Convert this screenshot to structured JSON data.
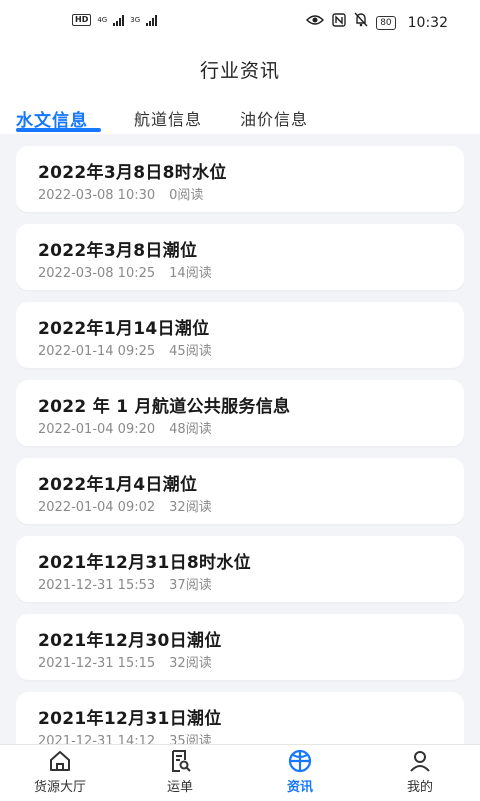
{
  "status_bar": {
    "hd": "HD",
    "net1": "4G",
    "net2": "3G",
    "battery": "80",
    "time": "10:32"
  },
  "header": {
    "title": "行业资讯",
    "tabs": [
      "水文信息",
      "航道信息",
      "油价信息"
    ],
    "active_tab": 0,
    "accent_color": "#1677ff"
  },
  "articles": [
    {
      "title": "2022年3月8日8时水位",
      "time": "2022-03-08 10:30",
      "reads": "0阅读"
    },
    {
      "title": "2022年3月8日潮位",
      "time": "2022-03-08 10:25",
      "reads": "14阅读"
    },
    {
      "title": "2022年1月14日潮位",
      "time": "2022-01-14 09:25",
      "reads": "45阅读"
    },
    {
      "title": "2022 年 1 月航道公共服务信息",
      "time": "2022-01-04 09:20",
      "reads": "48阅读"
    },
    {
      "title": "2022年1月4日潮位",
      "time": "2022-01-04 09:02",
      "reads": "32阅读"
    },
    {
      "title": "2021年12月31日8时水位",
      "time": "2021-12-31 15:53",
      "reads": "37阅读"
    },
    {
      "title": "2021年12月30日潮位",
      "time": "2021-12-31 15:15",
      "reads": "32阅读"
    },
    {
      "title": "2021年12月31日潮位",
      "time": "2021-12-31 14:12",
      "reads": "35阅读"
    }
  ],
  "tabbar": [
    {
      "label": "货源大厅",
      "icon": "home-icon"
    },
    {
      "label": "运单",
      "icon": "document-search-icon"
    },
    {
      "label": "资讯",
      "icon": "news-globe-icon"
    },
    {
      "label": "我的",
      "icon": "person-icon"
    }
  ],
  "tabbar_active": 2
}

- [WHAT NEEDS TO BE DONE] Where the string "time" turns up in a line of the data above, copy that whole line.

- [RESPONSE]
    "time": "10:32"
      "time": "2022-03-08 10:30",
      "time": "2022-03-08 10:25",
      "time": "2022-01-14 09:25",
      "time": "2022-01-04 09:20",
      "time": "2022-01-04 09:02",
      "time": "2021-12-31 15:53",
      "time": "2021-12-31 15:15",
      "time": "2021-12-31 14:12",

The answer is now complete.